▶ [Problem statement]: In the data below, find every line with the word "this" and copy it out.

[[ Data extracts, beginning ]]

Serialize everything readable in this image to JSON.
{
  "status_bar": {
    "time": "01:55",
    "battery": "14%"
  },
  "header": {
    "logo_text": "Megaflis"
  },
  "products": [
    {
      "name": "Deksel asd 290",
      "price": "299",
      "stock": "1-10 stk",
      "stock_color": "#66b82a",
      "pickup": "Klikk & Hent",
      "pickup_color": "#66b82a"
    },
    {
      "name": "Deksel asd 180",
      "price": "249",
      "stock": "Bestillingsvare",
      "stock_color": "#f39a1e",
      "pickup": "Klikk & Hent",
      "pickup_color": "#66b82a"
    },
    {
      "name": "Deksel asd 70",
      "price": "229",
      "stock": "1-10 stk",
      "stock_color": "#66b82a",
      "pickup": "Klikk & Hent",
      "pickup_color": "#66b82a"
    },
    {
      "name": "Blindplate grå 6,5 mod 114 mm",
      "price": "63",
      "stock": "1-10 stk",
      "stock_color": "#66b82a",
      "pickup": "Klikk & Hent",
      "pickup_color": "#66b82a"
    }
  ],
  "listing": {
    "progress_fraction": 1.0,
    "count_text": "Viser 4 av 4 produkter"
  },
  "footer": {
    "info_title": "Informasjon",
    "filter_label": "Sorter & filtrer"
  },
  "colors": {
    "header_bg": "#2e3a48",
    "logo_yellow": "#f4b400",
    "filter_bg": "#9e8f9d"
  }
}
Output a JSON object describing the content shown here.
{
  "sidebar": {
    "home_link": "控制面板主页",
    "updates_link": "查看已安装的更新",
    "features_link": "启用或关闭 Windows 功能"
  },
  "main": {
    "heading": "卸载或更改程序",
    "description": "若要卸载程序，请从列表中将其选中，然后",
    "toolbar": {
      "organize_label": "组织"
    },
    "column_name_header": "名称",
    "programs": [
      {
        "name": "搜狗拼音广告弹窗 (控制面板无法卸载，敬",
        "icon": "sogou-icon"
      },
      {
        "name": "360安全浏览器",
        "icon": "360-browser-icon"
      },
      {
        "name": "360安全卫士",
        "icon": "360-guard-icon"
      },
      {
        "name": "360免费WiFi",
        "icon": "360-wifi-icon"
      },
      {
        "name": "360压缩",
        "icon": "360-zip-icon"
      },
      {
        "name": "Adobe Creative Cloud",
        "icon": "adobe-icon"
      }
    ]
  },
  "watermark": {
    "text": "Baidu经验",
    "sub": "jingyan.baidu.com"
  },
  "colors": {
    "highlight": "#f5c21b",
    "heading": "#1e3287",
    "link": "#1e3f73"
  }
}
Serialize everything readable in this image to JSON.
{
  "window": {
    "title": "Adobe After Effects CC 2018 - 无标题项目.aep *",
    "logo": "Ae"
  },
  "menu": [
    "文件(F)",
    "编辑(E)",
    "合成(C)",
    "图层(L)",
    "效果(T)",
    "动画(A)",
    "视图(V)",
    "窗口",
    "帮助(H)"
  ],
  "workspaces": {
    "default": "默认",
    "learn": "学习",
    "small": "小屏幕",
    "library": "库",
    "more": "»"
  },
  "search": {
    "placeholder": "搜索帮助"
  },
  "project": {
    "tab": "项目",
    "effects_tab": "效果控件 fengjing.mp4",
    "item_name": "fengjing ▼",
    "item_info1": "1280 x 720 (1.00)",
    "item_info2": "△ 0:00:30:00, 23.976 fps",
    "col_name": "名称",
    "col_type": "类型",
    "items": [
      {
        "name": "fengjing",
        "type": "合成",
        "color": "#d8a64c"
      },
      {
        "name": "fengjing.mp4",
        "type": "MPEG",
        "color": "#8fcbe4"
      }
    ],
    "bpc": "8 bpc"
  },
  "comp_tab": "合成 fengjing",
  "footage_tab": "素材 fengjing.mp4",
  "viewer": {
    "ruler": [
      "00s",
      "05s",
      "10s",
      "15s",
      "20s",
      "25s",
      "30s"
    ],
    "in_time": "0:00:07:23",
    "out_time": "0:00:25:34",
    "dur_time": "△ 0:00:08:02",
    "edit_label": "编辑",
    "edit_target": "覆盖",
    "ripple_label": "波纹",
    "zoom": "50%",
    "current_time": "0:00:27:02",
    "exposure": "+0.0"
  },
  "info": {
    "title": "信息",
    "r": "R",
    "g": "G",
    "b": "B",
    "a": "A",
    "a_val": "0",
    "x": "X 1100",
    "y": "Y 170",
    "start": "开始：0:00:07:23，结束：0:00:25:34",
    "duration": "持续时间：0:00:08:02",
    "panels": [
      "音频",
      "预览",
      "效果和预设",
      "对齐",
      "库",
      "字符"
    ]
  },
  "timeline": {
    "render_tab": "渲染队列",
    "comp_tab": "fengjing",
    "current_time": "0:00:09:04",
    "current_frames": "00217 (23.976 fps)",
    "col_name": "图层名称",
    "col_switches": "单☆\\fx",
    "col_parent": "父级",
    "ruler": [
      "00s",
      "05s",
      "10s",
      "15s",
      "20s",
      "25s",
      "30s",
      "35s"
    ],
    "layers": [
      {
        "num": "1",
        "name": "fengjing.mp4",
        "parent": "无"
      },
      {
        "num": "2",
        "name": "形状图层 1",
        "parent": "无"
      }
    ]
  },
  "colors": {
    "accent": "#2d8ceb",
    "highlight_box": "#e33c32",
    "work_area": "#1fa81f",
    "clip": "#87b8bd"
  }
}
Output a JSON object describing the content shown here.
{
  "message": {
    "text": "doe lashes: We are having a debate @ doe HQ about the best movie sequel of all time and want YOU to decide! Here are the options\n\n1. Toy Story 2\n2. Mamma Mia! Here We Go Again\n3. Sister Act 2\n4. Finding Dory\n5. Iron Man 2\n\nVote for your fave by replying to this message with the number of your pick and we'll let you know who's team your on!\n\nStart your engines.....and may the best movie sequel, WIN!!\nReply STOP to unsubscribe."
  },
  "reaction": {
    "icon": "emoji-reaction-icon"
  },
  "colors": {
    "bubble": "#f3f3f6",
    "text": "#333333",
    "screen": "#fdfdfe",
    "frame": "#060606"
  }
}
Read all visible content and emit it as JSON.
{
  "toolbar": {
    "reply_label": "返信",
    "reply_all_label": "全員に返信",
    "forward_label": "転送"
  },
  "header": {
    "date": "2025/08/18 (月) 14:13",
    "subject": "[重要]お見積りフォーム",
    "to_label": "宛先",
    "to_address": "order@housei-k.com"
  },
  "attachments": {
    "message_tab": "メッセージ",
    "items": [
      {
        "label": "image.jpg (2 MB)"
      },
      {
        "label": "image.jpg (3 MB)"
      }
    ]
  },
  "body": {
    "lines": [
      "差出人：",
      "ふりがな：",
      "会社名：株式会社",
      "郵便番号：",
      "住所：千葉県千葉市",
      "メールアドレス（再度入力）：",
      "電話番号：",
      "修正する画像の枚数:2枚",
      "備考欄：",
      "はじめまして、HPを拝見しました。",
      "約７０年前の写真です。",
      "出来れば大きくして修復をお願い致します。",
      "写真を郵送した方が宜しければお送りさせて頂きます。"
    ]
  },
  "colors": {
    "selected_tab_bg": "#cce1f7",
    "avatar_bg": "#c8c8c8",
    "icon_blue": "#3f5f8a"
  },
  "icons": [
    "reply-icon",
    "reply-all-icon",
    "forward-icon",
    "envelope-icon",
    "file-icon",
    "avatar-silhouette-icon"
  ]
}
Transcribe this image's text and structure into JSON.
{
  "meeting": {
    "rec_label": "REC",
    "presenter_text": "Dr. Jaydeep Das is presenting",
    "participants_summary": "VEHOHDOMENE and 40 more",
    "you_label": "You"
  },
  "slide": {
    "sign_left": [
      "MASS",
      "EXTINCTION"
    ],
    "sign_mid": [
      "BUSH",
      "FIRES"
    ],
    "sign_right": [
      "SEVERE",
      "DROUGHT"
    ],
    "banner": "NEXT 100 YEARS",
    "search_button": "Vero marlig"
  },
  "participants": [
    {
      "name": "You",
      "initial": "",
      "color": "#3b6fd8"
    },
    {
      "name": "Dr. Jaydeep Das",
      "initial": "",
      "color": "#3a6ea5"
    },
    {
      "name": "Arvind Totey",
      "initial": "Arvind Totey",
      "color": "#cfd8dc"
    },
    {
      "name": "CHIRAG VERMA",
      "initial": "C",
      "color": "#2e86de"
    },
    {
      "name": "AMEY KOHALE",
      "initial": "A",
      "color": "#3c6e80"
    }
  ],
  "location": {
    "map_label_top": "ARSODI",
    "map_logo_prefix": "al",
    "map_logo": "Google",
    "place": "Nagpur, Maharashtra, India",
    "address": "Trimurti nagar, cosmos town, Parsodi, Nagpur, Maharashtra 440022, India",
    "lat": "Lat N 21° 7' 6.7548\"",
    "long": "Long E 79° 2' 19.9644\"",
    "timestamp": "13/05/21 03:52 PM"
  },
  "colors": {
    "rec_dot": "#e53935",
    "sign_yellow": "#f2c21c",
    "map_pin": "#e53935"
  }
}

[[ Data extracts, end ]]

▶ [Result of the exercise]:
Serialize everything readable in this image to JSON.
Serialize everything readable in this image to JSON.
    "text": "doe lashes: We are having a debate @ doe HQ about the best movie sequel of all time and want YOU to decide! Here are the options\n\n1. Toy Story 2\n2. Mamma Mia! Here We Go Again\n3. Sister Act 2\n4. Finding Dory\n5. Iron Man 2\n\nVote for your fave by replying to this message with the number of your pick and we'll let you know who's team your on!\n\nStart your engines.....and may the best movie sequel, WIN!!\nReply STOP to unsubscribe."
Transcribe this image's text and structure into JSON.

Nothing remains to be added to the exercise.